* [Problem statement]: With nothing added or left out, output the listing that follows.

* [Exercise input]:
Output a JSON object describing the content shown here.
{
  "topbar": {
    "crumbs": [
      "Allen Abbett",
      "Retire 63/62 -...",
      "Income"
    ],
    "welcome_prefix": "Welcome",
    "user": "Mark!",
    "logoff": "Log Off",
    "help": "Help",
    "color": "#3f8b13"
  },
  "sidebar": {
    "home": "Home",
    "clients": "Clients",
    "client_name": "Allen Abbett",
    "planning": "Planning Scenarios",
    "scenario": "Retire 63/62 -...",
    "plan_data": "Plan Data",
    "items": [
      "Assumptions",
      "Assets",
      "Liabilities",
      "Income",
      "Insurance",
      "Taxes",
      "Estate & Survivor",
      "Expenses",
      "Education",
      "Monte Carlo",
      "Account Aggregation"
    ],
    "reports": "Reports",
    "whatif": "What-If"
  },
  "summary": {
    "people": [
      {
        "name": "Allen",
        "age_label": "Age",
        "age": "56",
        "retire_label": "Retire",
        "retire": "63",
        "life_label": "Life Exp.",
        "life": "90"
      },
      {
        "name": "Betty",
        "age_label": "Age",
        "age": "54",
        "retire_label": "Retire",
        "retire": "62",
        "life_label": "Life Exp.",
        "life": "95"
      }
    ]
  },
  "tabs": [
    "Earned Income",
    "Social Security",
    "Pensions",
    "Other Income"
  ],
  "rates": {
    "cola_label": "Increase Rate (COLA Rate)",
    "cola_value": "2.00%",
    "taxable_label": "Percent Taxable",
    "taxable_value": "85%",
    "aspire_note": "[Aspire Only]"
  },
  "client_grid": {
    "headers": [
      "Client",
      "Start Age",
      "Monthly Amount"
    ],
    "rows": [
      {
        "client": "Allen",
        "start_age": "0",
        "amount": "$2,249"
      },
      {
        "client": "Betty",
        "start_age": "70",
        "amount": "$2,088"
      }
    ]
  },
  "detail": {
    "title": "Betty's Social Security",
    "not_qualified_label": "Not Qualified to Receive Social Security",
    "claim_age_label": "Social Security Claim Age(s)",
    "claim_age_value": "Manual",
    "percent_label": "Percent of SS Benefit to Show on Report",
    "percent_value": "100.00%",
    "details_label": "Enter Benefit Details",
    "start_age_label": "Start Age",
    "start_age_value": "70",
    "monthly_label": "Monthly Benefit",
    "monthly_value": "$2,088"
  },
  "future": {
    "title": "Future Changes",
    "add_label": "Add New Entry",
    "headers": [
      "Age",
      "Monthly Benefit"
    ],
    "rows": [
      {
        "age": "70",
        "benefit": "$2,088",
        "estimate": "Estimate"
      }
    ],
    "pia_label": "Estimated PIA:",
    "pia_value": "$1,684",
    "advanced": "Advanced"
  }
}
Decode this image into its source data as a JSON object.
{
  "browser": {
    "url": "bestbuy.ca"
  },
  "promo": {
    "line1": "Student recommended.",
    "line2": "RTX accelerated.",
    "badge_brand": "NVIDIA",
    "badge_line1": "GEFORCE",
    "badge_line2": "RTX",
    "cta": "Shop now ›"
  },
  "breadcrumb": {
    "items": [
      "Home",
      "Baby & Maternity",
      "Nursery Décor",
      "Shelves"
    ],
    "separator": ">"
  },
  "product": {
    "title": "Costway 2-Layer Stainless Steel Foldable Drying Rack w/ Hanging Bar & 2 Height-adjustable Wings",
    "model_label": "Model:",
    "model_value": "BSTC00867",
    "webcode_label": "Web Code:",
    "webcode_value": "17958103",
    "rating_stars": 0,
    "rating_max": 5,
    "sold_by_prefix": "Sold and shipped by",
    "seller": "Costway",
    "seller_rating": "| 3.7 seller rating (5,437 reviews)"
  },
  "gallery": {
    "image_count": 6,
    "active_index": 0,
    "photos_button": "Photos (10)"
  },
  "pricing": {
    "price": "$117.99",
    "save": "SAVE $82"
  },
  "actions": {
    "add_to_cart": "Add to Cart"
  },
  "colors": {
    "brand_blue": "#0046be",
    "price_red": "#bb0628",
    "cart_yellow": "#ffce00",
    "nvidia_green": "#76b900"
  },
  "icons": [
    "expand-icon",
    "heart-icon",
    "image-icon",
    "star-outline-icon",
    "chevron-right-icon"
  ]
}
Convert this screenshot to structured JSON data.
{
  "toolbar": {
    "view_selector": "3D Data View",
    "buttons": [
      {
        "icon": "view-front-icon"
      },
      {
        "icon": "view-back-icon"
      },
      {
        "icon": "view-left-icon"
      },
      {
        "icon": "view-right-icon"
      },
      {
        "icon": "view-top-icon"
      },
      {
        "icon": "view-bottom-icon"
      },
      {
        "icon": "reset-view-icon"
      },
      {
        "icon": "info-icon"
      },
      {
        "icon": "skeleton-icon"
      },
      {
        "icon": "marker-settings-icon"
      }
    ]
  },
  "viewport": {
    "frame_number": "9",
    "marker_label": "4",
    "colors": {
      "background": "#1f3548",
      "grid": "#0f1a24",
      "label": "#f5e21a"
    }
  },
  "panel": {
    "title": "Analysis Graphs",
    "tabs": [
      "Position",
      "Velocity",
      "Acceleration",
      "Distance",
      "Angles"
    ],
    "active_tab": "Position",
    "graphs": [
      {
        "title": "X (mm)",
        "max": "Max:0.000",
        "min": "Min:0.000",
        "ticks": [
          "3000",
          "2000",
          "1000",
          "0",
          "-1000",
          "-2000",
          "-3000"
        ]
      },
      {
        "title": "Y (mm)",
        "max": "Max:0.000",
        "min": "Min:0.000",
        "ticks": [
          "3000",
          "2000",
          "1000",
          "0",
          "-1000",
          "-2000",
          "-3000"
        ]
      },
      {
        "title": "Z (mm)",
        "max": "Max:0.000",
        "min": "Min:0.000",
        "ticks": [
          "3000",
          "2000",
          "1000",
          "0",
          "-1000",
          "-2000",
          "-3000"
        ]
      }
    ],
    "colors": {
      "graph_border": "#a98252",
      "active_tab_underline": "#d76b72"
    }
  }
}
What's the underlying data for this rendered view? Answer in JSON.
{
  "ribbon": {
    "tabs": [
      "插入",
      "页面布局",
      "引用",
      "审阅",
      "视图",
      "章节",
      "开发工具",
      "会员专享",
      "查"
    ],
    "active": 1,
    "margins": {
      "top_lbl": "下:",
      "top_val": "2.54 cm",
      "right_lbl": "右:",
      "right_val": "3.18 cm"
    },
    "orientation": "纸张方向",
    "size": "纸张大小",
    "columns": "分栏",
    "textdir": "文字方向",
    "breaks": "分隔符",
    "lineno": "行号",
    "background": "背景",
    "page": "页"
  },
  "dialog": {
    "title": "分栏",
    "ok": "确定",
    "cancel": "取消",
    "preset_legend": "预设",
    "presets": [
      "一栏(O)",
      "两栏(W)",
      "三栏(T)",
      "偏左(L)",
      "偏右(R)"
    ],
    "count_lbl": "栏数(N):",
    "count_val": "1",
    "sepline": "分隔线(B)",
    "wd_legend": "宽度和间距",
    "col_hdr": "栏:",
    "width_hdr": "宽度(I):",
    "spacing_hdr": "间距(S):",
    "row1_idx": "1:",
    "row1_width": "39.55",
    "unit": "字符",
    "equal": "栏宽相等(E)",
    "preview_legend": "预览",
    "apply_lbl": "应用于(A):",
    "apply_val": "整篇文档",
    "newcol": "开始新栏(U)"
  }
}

* [Solution below]:
Output a JSON object describing the content shown here.
{
  "topbar": {
    "crumbs": [
      "Allen Abbett",
      "Retire 63/62 -...",
      "Income"
    ],
    "welcome_prefix": "Welcome",
    "user": "Mark!",
    "logoff": "Log Off",
    "help": "Help",
    "color": "#3f8b13"
  },
  "sidebar": {
    "home": "Home",
    "clients": "Clients",
    "client_name": "Allen Abbett",
    "planning": "Planning Scenarios",
    "scenario": "Retire 63/62 -...",
    "plan_data": "Plan Data",
    "items": [
      "Assumptions",
      "Assets",
      "Liabilities",
      "Income",
      "Insurance",
      "Taxes",
      "Estate & Survivor",
      "Expenses",
      "Education",
      "Monte Carlo",
      "Account Aggregation"
    ],
    "reports": "Reports",
    "whatif": "What-If"
  },
  "summary": {
    "people": [
      {
        "name": "Allen",
        "age_label": "Age",
        "age": "56",
        "retire_label": "Retire",
        "retire": "63",
        "life_label": "Life Exp.",
        "life": "90"
      },
      {
        "name": "Betty",
        "age_label": "Age",
        "age": "54",
        "retire_label": "Retire",
        "retire": "62",
        "life_label": "Life Exp.",
        "life": "95"
      }
    ]
  },
  "tabs": [
    "Earned Income",
    "Social Security",
    "Pensions",
    "Other Income"
  ],
  "rates": {
    "cola_label": "Increase Rate (COLA Rate)",
    "cola_value": "2.00%",
    "taxable_label": "Percent Taxable",
    "taxable_value": "85%",
    "aspire_note": "[Aspire Only]"
  },
  "client_grid": {
    "headers": [
      "Client",
      "Start Age",
      "Monthly Amount"
    ],
    "rows": [
      {
        "client": "Allen",
        "start_age": "0",
        "amount": "$2,249"
      },
      {
        "client": "Betty",
        "start_age": "70",
        "amount": "$2,088"
      }
    ]
  },
  "detail": {
    "title": "Betty's Social Security",
    "not_qualified_label": "Not Qualified to Receive Social Security",
    "claim_age_label": "Social Security Claim Age(s)",
    "claim_age_value": "Manual",
    "percent_label": "Percent of SS Benefit to Show on Report",
    "percent_value": "100.00%",
    "details_label": "Enter Benefit Details",
    "start_age_label": "Start Age",
    "start_age_value": "70",
    "monthly_label": "Monthly Benefit",
    "monthly_value": "$2,088"
  },
  "future": {
    "title": "Future Changes",
    "add_label": "Add New Entry",
    "headers": [
      "Age",
      "Monthly Benefit"
    ],
    "rows": [
      {
        "age": "70",
        "benefit": "$2,088",
        "estimate": "Estimate"
      }
    ],
    "pia_label": "Estimated PIA:",
    "pia_value": "$1,684",
    "advanced": "Advanced"
  }
}
Decode this image into its source data as a JSON object.
{
  "browser": {
    "url": "bestbuy.ca"
  },
  "promo": {
    "line1": "Student recommended.",
    "line2": "RTX accelerated.",
    "badge_brand": "NVIDIA",
    "badge_line1": "GEFORCE",
    "badge_line2": "RTX",
    "cta": "Shop now ›"
  },
  "breadcrumb": {
    "items": [
      "Home",
      "Baby & Maternity",
      "Nursery Décor",
      "Shelves"
    ],
    "separator": ">"
  },
  "product": {
    "title": "Costway 2-Layer Stainless Steel Foldable Drying Rack w/ Hanging Bar & 2 Height-adjustable Wings",
    "model_label": "Model:",
    "model_value": "BSTC00867",
    "webcode_label": "Web Code:",
    "webcode_value": "17958103",
    "rating_stars": 0,
    "rating_max": 5,
    "sold_by_prefix": "Sold and shipped by",
    "seller": "Costway",
    "seller_rating": "| 3.7 seller rating (5,437 reviews)"
  },
  "gallery": {
    "image_count": 6,
    "active_index": 0,
    "photos_button": "Photos (10)"
  },
  "pricing": {
    "price": "$117.99",
    "save": "SAVE $82"
  },
  "actions": {
    "add_to_cart": "Add to Cart"
  },
  "colors": {
    "brand_blue": "#0046be",
    "price_red": "#bb0628",
    "cart_yellow": "#ffce00",
    "nvidia_green": "#76b900"
  },
  "icons": [
    "expand-icon",
    "heart-icon",
    "image-icon",
    "star-outline-icon",
    "chevron-right-icon"
  ]
}
Convert this screenshot to structured JSON data.
{
  "toolbar": {
    "view_selector": "3D Data View",
    "buttons": [
      {
        "icon": "view-front-icon"
      },
      {
        "icon": "view-back-icon"
      },
      {
        "icon": "view-left-icon"
      },
      {
        "icon": "view-right-icon"
      },
      {
        "icon": "view-top-icon"
      },
      {
        "icon": "view-bottom-icon"
      },
      {
        "icon": "reset-view-icon"
      },
      {
        "icon": "info-icon"
      },
      {
        "icon": "skeleton-icon"
      },
      {
        "icon": "marker-settings-icon"
      }
    ]
  },
  "viewport": {
    "frame_number": "9",
    "marker_label": "4",
    "colors": {
      "background": "#1f3548",
      "grid": "#0f1a24",
      "label": "#f5e21a"
    }
  },
  "panel": {
    "title": "Analysis Graphs",
    "tabs": [
      "Position",
      "Velocity",
      "Acceleration",
      "Distance",
      "Angles"
    ],
    "active_tab": "Position",
    "graphs": [
      {
        "title": "X (mm)",
        "max": "Max:0.000",
        "min": "Min:0.000",
        "ticks": [
          "3000",
          "2000",
          "1000",
          "0",
          "-1000",
          "-2000",
          "-3000"
        ]
      },
      {
        "title": "Y (mm)",
        "max": "Max:0.000",
        "min": "Min:0.000",
        "ticks": [
          "3000",
          "2000",
          "1000",
          "0",
          "-1000",
          "-2000",
          "-3000"
        ]
      },
      {
        "title": "Z (mm)",
        "max": "Max:0.000",
        "min": "Min:0.000",
        "ticks": [
          "3000",
          "2000",
          "1000",
          "0",
          "-1000",
          "-2000",
          "-3000"
        ]
      }
    ],
    "colors": {
      "graph_border": "#a98252",
      "active_tab_underline": "#d76b72"
    }
  }
}
What's the underlying data for this rendered view? Answer in JSON.
{
  "ribbon": {
    "tabs": [
      "插入",
      "页面布局",
      "引用",
      "审阅",
      "视图",
      "章节",
      "开发工具",
      "会员专享",
      "查"
    ],
    "active": 1,
    "margins": {
      "top_lbl": "下:",
      "top_val": "2.54 cm",
      "right_lbl": "右:",
      "right_val": "3.18 cm"
    },
    "orientation": "纸张方向",
    "size": "纸张大小",
    "columns": "分栏",
    "textdir": "文字方向",
    "breaks": "分隔符",
    "lineno": "行号",
    "background": "背景",
    "page": "页"
  },
  "dialog": {
    "title": "分栏",
    "ok": "确定",
    "cancel": "取消",
    "preset_legend": "预设",
    "presets": [
      "一栏(O)",
      "两栏(W)",
      "三栏(T)",
      "偏左(L)",
      "偏右(R)"
    ],
    "count_lbl": "栏数(N):",
    "count_val": "1",
    "sepline": "分隔线(B)",
    "wd_legend": "宽度和间距",
    "col_hdr": "栏:",
    "width_hdr": "宽度(I):",
    "spacing_hdr": "间距(S):",
    "row1_idx": "1:",
    "row1_width": "39.55",
    "unit": "字符",
    "equal": "栏宽相等(E)",
    "preview_legend": "预览",
    "apply_lbl": "应用于(A):",
    "apply_val": "整篇文档",
    "newcol": "开始新栏(U)"
  }
}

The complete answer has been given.